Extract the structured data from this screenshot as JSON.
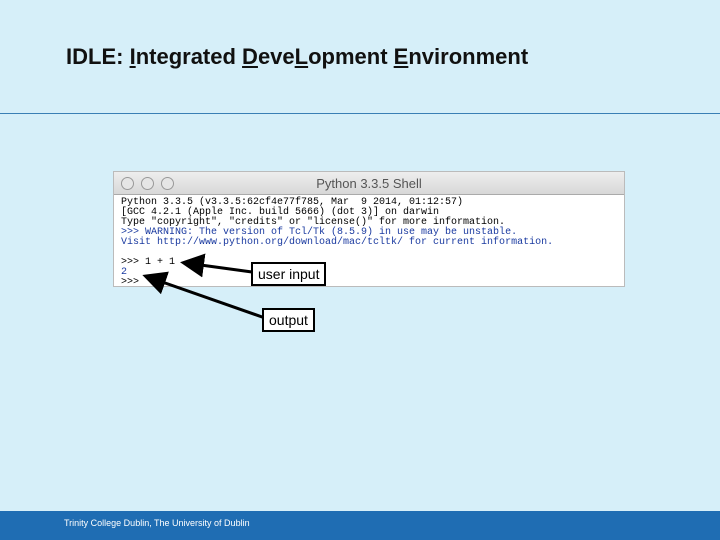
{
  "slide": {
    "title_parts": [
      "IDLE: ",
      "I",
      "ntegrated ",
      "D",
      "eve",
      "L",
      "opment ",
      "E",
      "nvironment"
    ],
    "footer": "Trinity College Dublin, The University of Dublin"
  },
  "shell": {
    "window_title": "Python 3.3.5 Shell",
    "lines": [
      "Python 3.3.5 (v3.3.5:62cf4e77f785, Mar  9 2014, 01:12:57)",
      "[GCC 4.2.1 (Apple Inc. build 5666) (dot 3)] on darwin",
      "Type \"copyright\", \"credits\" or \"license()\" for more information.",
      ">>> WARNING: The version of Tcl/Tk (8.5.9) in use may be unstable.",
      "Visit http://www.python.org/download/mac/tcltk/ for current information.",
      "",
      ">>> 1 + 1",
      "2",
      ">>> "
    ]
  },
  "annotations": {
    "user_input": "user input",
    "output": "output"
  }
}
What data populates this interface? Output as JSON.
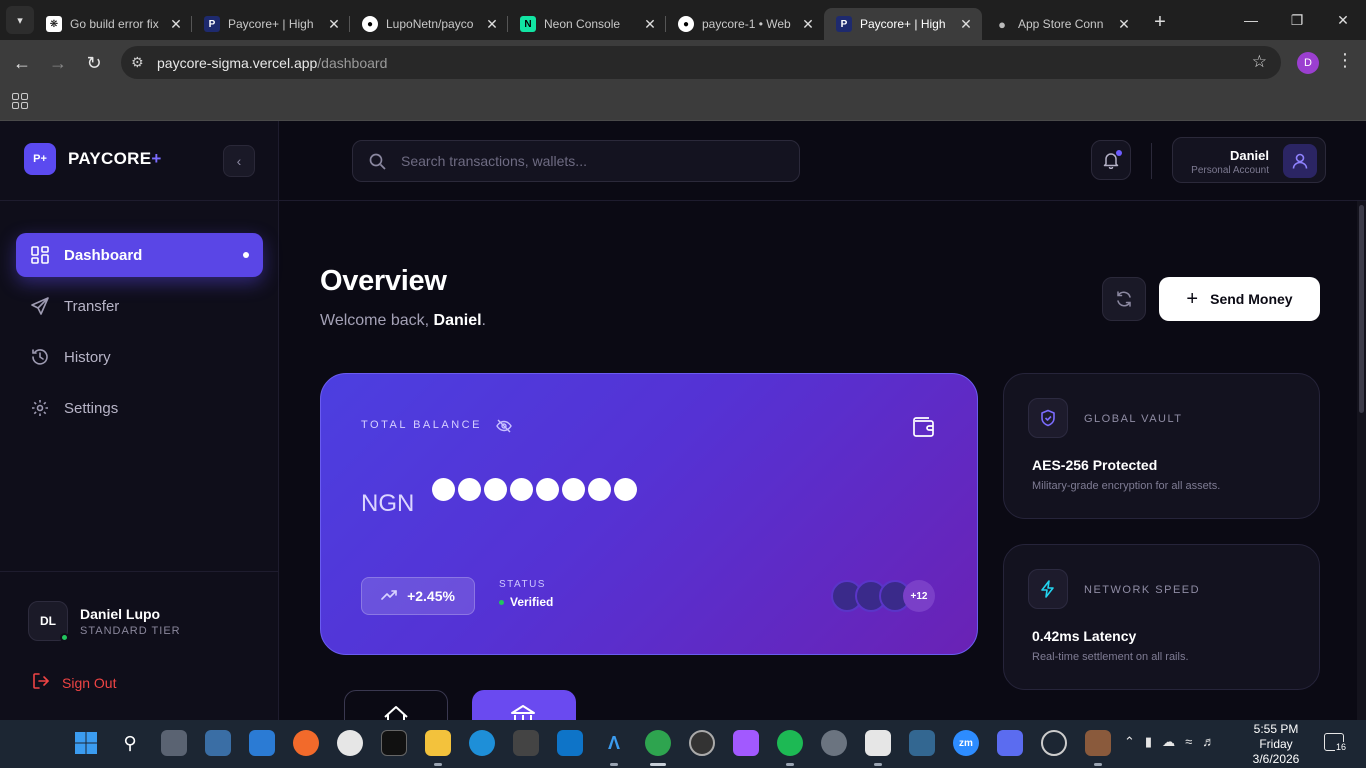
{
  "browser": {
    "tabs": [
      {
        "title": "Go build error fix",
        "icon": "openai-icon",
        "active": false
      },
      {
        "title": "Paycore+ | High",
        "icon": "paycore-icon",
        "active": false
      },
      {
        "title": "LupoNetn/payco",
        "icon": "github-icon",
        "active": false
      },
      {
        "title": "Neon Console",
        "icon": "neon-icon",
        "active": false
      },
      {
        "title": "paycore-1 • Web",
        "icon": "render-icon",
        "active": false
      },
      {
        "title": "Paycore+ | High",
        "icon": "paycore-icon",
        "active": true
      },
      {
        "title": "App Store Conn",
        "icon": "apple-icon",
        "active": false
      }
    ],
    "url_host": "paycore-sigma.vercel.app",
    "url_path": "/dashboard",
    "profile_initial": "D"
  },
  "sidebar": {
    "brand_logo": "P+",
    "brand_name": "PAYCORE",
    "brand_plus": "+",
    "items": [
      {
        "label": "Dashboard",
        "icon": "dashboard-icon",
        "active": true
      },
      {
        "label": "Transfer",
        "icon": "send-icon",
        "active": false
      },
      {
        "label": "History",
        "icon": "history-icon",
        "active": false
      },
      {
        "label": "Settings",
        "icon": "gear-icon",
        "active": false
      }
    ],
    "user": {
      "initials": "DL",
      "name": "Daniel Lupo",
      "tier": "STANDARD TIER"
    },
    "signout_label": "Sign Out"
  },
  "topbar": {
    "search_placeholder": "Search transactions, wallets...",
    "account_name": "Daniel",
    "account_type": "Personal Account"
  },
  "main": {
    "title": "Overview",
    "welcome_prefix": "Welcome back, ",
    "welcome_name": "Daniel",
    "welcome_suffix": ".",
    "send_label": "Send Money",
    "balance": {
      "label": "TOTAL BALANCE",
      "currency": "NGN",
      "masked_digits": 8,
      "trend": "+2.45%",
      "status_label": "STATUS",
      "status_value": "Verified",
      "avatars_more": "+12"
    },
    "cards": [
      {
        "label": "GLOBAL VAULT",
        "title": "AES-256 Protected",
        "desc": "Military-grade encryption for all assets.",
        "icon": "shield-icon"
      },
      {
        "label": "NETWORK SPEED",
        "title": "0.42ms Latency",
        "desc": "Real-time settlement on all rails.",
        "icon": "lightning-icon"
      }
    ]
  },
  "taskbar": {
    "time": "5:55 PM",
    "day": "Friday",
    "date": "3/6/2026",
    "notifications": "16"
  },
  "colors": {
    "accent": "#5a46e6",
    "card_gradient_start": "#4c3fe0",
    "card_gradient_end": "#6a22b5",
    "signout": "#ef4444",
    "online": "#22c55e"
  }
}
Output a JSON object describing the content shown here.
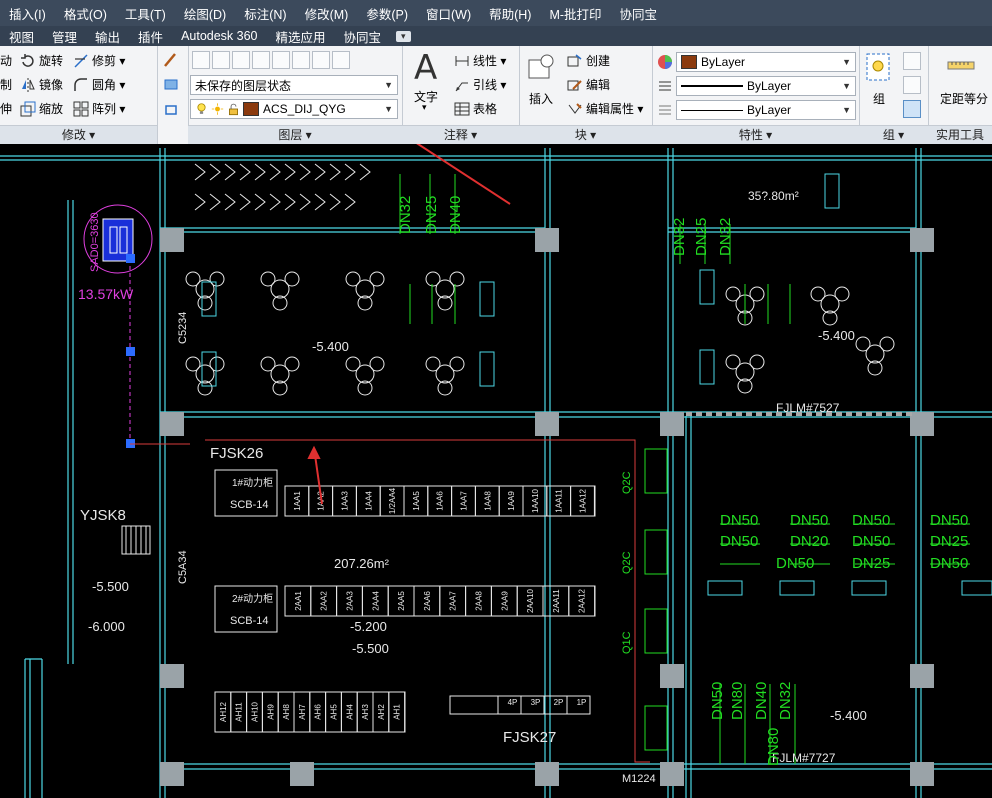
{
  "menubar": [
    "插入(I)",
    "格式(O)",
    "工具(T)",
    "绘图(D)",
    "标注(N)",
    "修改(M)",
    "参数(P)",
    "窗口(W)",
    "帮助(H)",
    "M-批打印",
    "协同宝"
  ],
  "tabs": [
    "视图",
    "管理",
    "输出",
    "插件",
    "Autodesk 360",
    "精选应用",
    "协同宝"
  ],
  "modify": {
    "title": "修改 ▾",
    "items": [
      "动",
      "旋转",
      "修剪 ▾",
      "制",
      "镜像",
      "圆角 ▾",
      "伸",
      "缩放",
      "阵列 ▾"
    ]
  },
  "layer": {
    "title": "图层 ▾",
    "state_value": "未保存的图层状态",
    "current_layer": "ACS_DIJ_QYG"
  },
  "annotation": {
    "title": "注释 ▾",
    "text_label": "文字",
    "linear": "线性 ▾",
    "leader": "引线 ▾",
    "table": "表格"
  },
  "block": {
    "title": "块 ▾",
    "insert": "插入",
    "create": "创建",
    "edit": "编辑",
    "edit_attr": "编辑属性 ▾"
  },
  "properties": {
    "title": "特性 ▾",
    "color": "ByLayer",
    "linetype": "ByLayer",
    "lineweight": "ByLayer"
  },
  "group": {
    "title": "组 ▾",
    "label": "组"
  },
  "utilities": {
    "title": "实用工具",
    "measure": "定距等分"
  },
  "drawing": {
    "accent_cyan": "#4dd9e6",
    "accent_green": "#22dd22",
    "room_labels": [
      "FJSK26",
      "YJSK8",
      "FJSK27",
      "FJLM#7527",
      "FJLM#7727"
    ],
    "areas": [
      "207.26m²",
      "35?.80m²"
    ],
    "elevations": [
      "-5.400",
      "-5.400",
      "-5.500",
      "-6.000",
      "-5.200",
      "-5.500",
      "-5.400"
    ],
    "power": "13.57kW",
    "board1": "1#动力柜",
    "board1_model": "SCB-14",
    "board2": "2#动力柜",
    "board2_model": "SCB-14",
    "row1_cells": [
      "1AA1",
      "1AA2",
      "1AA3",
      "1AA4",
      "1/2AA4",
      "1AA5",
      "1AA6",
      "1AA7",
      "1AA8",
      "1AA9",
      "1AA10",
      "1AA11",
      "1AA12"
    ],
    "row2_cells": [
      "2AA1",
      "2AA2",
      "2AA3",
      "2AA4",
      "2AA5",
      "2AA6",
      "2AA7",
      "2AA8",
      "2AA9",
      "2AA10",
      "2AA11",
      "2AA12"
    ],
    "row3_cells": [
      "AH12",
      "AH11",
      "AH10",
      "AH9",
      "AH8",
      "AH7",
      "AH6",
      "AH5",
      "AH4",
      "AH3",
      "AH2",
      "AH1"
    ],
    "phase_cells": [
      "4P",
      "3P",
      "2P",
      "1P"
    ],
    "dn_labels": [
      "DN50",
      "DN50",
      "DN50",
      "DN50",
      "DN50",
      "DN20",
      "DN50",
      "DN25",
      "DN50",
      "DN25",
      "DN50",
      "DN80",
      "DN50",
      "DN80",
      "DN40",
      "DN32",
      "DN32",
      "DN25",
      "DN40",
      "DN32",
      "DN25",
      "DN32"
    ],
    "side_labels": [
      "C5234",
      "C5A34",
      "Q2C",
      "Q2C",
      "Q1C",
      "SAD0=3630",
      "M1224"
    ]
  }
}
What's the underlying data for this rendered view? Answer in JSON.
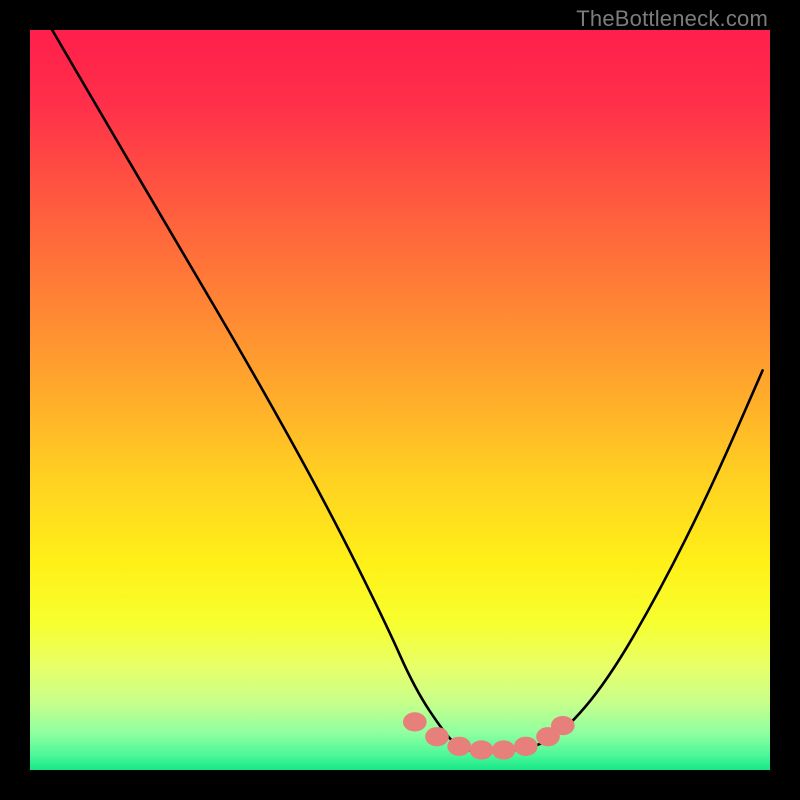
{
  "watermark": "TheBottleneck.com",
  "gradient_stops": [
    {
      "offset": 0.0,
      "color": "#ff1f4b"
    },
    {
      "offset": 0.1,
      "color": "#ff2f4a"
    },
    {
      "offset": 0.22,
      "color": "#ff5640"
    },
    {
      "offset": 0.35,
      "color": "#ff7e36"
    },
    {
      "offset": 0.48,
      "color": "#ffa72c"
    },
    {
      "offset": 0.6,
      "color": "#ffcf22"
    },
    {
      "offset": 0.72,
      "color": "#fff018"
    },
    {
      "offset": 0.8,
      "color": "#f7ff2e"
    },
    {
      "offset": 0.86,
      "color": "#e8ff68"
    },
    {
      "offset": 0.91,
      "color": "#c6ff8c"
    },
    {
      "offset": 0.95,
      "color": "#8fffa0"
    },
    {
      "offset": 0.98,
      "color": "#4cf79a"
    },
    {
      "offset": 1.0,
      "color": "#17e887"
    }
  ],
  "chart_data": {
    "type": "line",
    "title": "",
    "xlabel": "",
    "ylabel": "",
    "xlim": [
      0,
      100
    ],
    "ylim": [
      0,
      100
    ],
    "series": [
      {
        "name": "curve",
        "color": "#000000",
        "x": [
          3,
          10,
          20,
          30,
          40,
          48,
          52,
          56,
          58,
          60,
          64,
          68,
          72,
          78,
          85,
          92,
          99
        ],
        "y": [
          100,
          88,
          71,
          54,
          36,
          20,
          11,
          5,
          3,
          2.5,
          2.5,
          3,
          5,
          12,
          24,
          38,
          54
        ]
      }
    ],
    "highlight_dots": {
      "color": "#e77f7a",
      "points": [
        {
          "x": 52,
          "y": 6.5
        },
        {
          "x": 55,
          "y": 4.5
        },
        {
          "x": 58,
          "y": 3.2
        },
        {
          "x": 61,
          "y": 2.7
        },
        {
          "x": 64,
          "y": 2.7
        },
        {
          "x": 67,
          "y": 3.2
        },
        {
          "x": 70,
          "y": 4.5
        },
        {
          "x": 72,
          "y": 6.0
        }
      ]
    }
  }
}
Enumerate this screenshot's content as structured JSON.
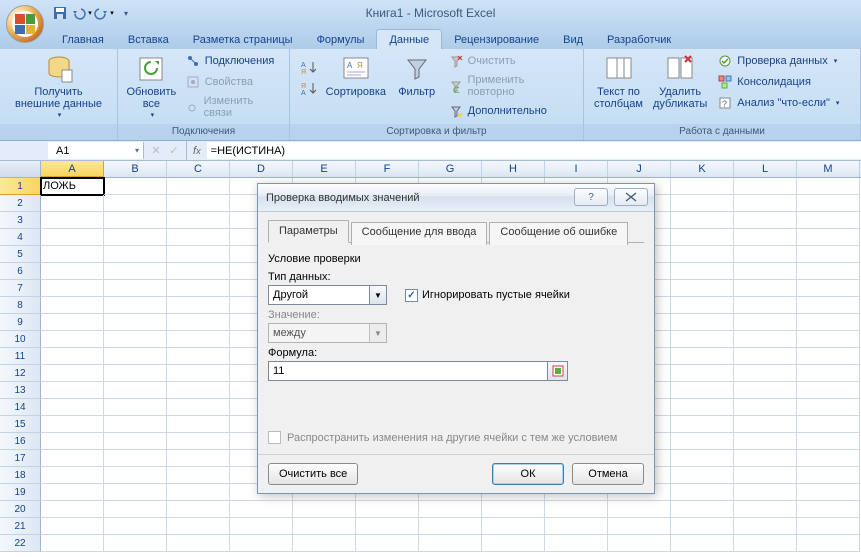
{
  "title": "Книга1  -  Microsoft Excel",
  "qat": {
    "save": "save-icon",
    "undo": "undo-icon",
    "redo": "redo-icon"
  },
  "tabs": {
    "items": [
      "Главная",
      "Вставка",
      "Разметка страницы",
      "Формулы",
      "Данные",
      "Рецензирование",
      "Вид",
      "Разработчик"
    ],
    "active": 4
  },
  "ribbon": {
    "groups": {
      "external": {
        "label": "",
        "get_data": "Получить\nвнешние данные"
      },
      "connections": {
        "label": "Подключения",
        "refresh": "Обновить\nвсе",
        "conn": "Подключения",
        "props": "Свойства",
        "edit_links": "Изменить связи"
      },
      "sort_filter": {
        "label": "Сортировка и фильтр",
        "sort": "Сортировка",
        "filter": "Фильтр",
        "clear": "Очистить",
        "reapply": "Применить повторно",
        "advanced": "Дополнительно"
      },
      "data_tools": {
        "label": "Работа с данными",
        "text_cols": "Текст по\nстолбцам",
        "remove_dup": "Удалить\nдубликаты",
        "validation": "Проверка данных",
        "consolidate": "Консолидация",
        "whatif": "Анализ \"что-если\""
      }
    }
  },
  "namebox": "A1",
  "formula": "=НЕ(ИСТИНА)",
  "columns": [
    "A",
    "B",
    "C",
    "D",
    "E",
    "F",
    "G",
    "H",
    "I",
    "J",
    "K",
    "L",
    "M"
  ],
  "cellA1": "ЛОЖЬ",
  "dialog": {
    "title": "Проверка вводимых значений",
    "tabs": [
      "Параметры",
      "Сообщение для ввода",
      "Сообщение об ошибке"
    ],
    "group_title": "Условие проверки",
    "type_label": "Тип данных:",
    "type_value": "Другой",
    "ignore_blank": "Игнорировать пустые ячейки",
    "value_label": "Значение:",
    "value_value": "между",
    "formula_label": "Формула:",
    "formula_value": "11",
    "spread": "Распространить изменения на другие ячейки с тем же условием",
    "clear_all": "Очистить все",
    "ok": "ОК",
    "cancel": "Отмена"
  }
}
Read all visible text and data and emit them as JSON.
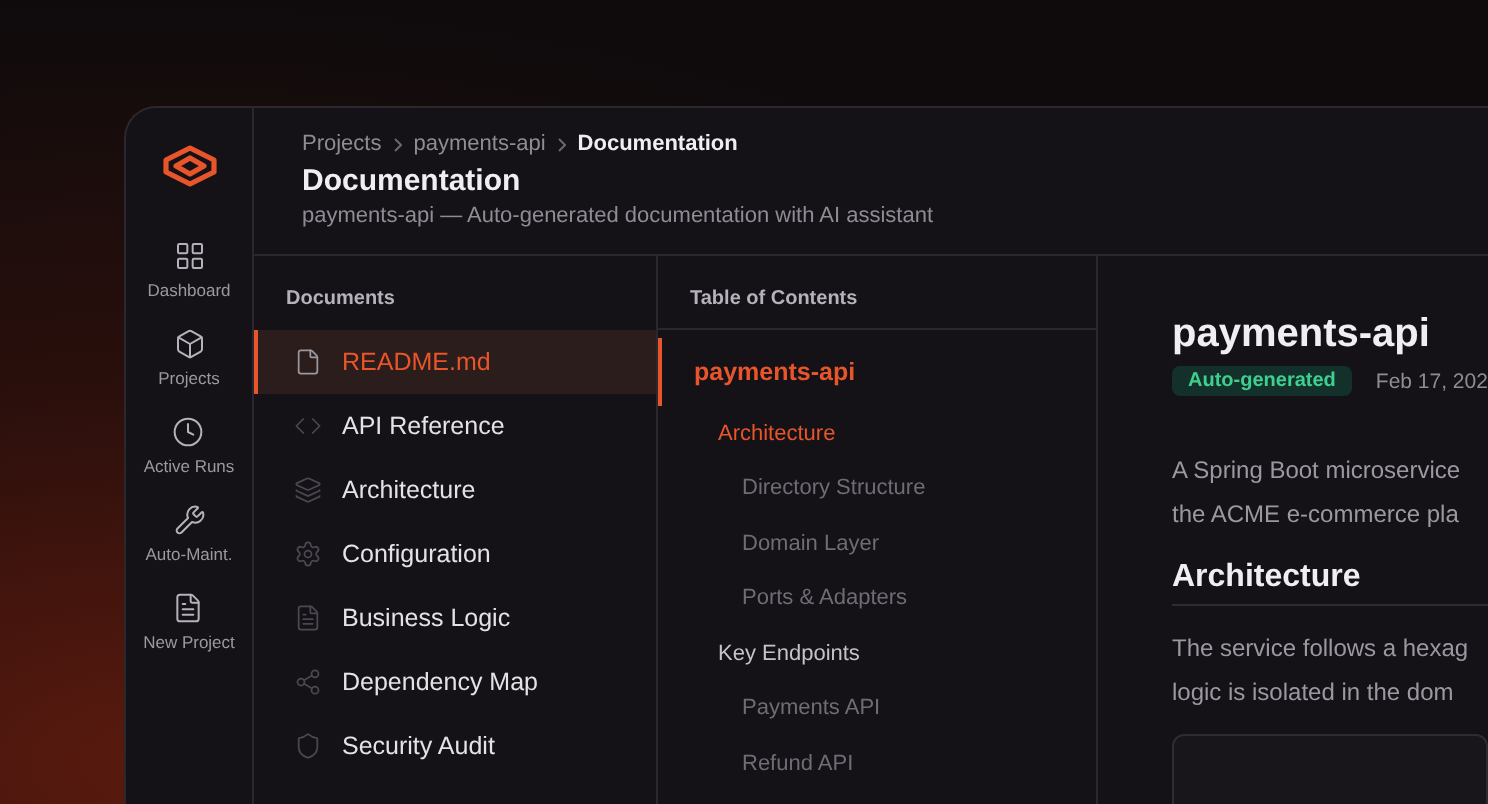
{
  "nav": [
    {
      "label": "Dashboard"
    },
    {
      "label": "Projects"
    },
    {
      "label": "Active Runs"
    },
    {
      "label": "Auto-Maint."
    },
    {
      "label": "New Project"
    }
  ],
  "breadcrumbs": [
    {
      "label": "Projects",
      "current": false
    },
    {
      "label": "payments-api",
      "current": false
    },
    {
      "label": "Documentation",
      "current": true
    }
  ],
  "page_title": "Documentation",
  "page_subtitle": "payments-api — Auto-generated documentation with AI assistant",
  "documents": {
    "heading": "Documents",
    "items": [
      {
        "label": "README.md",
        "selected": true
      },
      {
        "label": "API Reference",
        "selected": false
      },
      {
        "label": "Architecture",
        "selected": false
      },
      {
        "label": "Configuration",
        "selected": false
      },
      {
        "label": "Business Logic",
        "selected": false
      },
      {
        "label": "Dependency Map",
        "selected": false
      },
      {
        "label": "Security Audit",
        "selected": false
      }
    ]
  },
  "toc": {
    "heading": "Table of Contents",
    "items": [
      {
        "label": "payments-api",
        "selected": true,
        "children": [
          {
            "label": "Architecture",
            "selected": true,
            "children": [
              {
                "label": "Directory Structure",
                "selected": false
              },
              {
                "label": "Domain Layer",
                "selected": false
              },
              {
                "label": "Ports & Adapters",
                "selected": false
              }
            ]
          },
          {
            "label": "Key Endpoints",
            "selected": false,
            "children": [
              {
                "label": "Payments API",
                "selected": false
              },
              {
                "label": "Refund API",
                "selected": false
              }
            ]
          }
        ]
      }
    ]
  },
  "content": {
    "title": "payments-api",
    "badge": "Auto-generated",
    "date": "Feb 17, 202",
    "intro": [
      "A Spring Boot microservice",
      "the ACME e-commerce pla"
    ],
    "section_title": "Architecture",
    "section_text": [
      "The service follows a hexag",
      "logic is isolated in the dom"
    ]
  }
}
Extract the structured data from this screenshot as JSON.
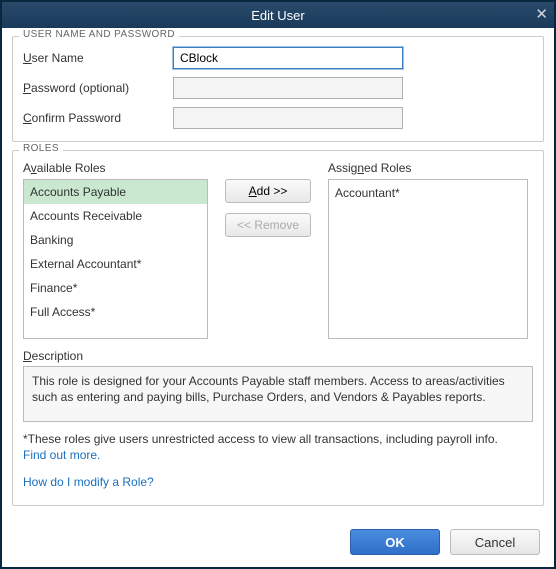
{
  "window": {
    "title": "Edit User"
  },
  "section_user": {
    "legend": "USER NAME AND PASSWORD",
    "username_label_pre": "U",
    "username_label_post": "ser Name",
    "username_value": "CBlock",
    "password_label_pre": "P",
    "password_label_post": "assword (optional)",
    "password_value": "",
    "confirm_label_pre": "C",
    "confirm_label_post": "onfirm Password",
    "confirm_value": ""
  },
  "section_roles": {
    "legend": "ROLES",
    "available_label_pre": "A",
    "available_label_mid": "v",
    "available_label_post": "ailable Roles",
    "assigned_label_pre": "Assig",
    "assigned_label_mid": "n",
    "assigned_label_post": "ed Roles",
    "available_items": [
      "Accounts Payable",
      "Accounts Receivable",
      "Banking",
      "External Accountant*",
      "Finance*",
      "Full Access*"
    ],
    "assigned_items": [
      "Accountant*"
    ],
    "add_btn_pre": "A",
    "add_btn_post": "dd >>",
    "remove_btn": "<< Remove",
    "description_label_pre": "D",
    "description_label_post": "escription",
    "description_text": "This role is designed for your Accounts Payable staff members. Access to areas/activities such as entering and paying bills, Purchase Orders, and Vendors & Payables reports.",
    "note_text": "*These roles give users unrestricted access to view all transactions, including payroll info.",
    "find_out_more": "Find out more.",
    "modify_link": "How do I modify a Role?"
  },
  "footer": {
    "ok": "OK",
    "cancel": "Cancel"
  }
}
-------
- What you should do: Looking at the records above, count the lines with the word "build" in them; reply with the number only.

- Answer for this exercise: 2